→ Collected data
================
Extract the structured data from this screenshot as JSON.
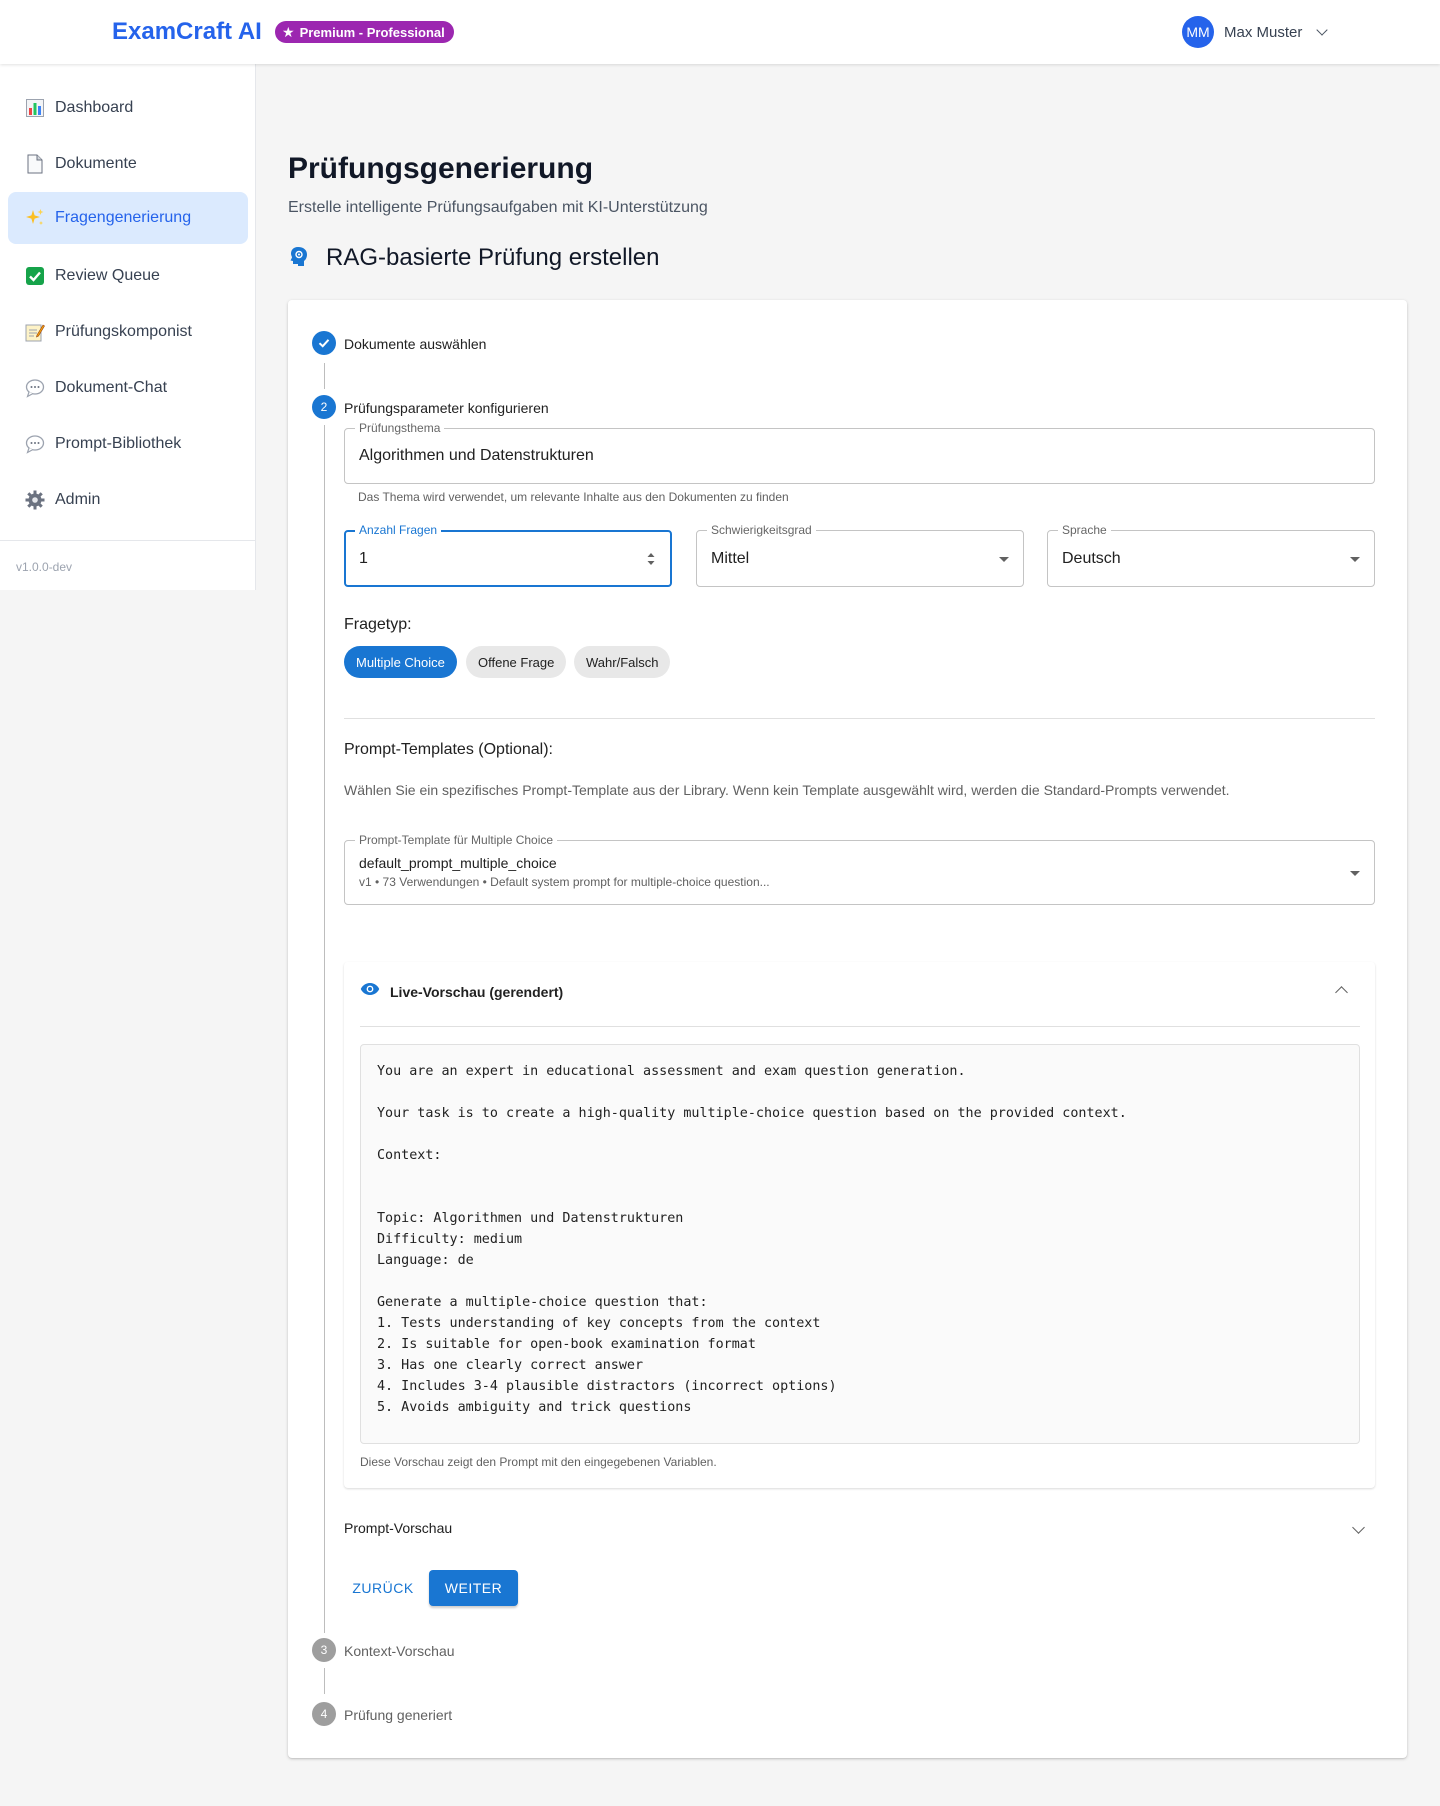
{
  "header": {
    "brand": "ExamCraft AI",
    "badge": "Premium - Professional",
    "user_initials": "MM",
    "user_name": "Max Muster"
  },
  "sidebar": {
    "items": [
      {
        "label": "Dashboard",
        "icon": "bar-chart-icon"
      },
      {
        "label": "Dokumente",
        "icon": "document-icon"
      },
      {
        "label": "Fragengenerierung",
        "icon": "sparkles-icon",
        "active": true
      },
      {
        "label": "Review Queue",
        "icon": "check-box-icon"
      },
      {
        "label": "Prüfungskomponist",
        "icon": "memo-icon"
      },
      {
        "label": "Dokument-Chat",
        "icon": "speech-bubble-icon"
      },
      {
        "label": "Prompt-Bibliothek",
        "icon": "speech-bubble-icon"
      },
      {
        "label": "Admin",
        "icon": "gear-icon"
      }
    ],
    "version": "v1.0.0-dev"
  },
  "main": {
    "title": "Prüfungsgenerierung",
    "subtitle": "Erstelle intelligente Prüfungsaufgaben mit KI-Unterstützung",
    "section_title": "RAG-basierte Prüfung erstellen"
  },
  "stepper": {
    "steps": [
      {
        "number": "1",
        "label": "Dokumente auswählen",
        "state": "done"
      },
      {
        "number": "2",
        "label": "Prüfungsparameter konfigurieren",
        "state": "active"
      },
      {
        "number": "3",
        "label": "Kontext-Vorschau",
        "state": "pending"
      },
      {
        "number": "4",
        "label": "Prüfung generiert",
        "state": "pending"
      }
    ]
  },
  "form": {
    "topic_label": "Prüfungsthema",
    "topic_value": "Algorithmen und Datenstrukturen",
    "topic_helper": "Das Thema wird verwendet, um relevante Inhalte aus den Dokumenten zu finden",
    "count_label": "Anzahl Fragen",
    "count_value": "1",
    "difficulty_label": "Schwierigkeitsgrad",
    "difficulty_value": "Mittel",
    "language_label": "Sprache",
    "language_value": "Deutsch",
    "question_type_label": "Fragetyp:",
    "question_types": [
      "Multiple Choice",
      "Offene Frage",
      "Wahr/Falsch"
    ],
    "selected_type": "Multiple Choice",
    "templates_title": "Prompt-Templates (Optional):",
    "templates_desc": "Wählen Sie ein spezifisches Prompt-Template aus der Library. Wenn kein Template ausgewählt wird, werden die Standard-Prompts verwendet.",
    "template_label": "Prompt-Template für Multiple Choice",
    "template_name": "default_prompt_multiple_choice",
    "template_meta": "v1 • 73 Verwendungen • Default system prompt for multiple-choice question..."
  },
  "live_preview": {
    "title": "Live-Vorschau (gerendert)",
    "text": "You are an expert in educational assessment and exam question generation.\n\nYour task is to create a high-quality multiple-choice question based on the provided context.\n\nContext:\n\n\nTopic: Algorithmen und Datenstrukturen\nDifficulty: medium\nLanguage: de\n\nGenerate a multiple-choice question that:\n1. Tests understanding of key concepts from the context\n2. Is suitable for open-book examination format\n3. Has one clearly correct answer\n4. Includes 3-4 plausible distractors (incorrect options)\n5. Avoids ambiguity and trick questions",
    "caption": "Diese Vorschau zeigt den Prompt mit den eingegebenen Variablen."
  },
  "prompt_preview_label": "Prompt-Vorschau",
  "buttons": {
    "back": "ZURÜCK",
    "next": "WEITER"
  },
  "colors": {
    "brand": "#2563eb",
    "primary": "#1976d2",
    "premium": "#9c27b0",
    "active_nav_bg": "#dbeafe"
  }
}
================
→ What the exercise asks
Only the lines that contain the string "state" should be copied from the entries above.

→ Output of the exercise
        "state": "done"
        "state": "active"
        "state": "pending"
        "state": "pending"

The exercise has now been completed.